The ONTIME study investigated whether early post-stroke abobotulinumtoxinA injection delays appearance or progression of upper limb spasticity (ULS) symptoms. ONTIME (NCT02321436) was a 28-week, exploratory, double-blind, randomized, placebo-controlled study of abobotulinumtoxinA 500U in patients with ULS (Modified Ashworth Scale [MAS] score ≥ 2) 2⁻12 weeks post-stroke. Patients were either symptomatic or asymptomatic (only increased MAS) at baseline. Primary efficacy outcome measure: time between injection and visit at which re-injection criteria were met (MAS ≥ 2 and ≥1, sign of symptomatic spasticity: pain, involuntary movements, impaired active or passive function). Forty-two patients were randomized (abobotulinumtoxinA 500U: n = 28; placebo: n = 14) with median 5.86 weeks since stroke. Median time to reach re-injection criteria was significantly longer for abobotulinumtoxinA (156 days) than placebo (32 days; log-rank: p = 0.0176; Wilcoxon: p = 0.0480). Eleven (39.3%) patients receiving abobotulinumtoxinA did not require re-injection for ≥28 weeks versus two (14.3%) in placebo group. In this exploratory study, early abobotulinumtoxinA treatment significantly delayed time to reach re-injection criteria compared with placebo in patients with post-stroke ULS. These findings suggest an optimal time for post-stroke spasticity management and help determine the design and sample sizes for larger confirmatory studies.

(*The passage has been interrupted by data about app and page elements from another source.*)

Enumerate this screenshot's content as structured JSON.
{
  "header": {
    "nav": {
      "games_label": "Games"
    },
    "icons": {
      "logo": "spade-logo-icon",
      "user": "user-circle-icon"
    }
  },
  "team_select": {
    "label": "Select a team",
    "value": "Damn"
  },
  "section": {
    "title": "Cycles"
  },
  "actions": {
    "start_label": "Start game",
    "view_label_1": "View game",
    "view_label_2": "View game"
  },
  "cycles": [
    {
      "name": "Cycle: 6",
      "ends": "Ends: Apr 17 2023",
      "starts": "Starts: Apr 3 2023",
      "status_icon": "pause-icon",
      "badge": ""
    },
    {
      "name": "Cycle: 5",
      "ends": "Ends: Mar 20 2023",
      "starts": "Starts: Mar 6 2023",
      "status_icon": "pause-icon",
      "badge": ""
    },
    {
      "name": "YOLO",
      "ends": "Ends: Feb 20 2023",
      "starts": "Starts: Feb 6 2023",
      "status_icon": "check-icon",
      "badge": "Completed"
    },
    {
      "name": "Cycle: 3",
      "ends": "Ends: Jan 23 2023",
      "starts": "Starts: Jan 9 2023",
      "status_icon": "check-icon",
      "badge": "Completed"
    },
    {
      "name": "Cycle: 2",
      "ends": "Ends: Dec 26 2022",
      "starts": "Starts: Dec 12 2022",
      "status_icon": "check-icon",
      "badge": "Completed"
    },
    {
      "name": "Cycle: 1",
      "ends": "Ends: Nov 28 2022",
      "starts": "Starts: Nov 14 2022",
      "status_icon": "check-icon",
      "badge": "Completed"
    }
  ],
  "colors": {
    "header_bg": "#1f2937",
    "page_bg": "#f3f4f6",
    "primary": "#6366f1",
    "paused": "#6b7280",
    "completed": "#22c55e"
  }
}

Keywords: ONTIME; abobotulinumtoxinA; botulinum toxin type A; early use; post-stroke; upper limb spasticity.